Give the number of lines below that contain the string "title", and no other text.

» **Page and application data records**
......

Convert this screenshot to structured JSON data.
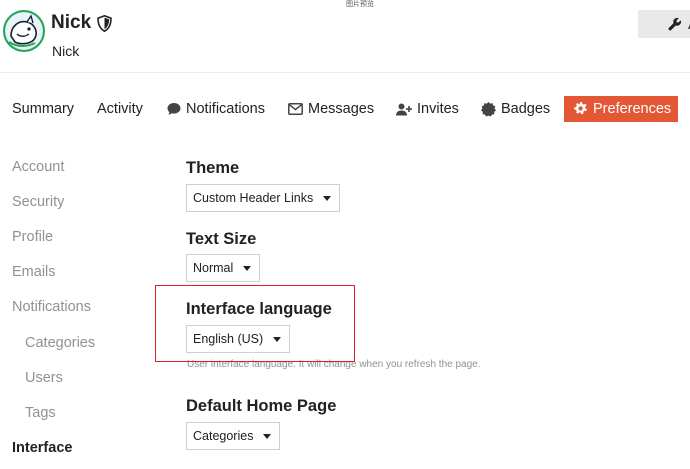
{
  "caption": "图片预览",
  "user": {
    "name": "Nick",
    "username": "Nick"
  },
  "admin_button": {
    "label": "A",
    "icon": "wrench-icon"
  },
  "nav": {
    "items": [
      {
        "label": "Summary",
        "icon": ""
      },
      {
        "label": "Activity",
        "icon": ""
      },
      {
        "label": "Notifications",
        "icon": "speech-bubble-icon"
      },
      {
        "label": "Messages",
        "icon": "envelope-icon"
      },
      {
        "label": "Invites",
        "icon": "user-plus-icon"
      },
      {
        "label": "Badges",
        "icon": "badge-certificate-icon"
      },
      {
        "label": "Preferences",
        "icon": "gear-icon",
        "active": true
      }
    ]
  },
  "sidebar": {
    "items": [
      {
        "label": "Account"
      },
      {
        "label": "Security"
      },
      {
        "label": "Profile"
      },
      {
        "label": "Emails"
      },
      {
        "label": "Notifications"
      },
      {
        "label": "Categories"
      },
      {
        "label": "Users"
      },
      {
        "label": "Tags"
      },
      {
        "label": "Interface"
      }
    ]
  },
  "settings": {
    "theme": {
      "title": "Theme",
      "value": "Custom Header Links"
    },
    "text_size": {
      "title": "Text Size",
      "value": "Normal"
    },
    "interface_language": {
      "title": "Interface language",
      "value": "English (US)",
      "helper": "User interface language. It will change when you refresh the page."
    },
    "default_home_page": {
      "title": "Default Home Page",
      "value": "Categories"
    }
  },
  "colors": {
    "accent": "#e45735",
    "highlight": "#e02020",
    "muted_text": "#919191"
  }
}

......

» **Response to the task**
4